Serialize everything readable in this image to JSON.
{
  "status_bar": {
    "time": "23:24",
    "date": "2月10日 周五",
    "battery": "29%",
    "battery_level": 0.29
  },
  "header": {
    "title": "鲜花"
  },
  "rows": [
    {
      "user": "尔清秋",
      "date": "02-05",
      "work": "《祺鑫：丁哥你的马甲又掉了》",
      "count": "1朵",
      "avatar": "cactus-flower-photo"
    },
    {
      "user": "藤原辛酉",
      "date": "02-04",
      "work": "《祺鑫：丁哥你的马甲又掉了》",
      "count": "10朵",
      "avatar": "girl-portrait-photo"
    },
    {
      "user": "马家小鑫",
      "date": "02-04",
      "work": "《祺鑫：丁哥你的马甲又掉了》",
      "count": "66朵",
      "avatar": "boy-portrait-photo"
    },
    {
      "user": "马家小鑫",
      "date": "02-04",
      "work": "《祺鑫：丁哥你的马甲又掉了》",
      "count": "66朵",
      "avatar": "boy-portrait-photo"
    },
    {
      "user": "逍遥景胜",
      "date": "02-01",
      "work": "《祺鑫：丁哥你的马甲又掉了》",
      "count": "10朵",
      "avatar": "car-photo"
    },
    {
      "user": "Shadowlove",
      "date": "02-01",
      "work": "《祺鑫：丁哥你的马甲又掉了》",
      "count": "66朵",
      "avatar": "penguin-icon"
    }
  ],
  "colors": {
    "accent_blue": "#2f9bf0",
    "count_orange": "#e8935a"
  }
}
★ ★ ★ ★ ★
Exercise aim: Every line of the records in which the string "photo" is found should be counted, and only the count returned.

Solution for this task: 5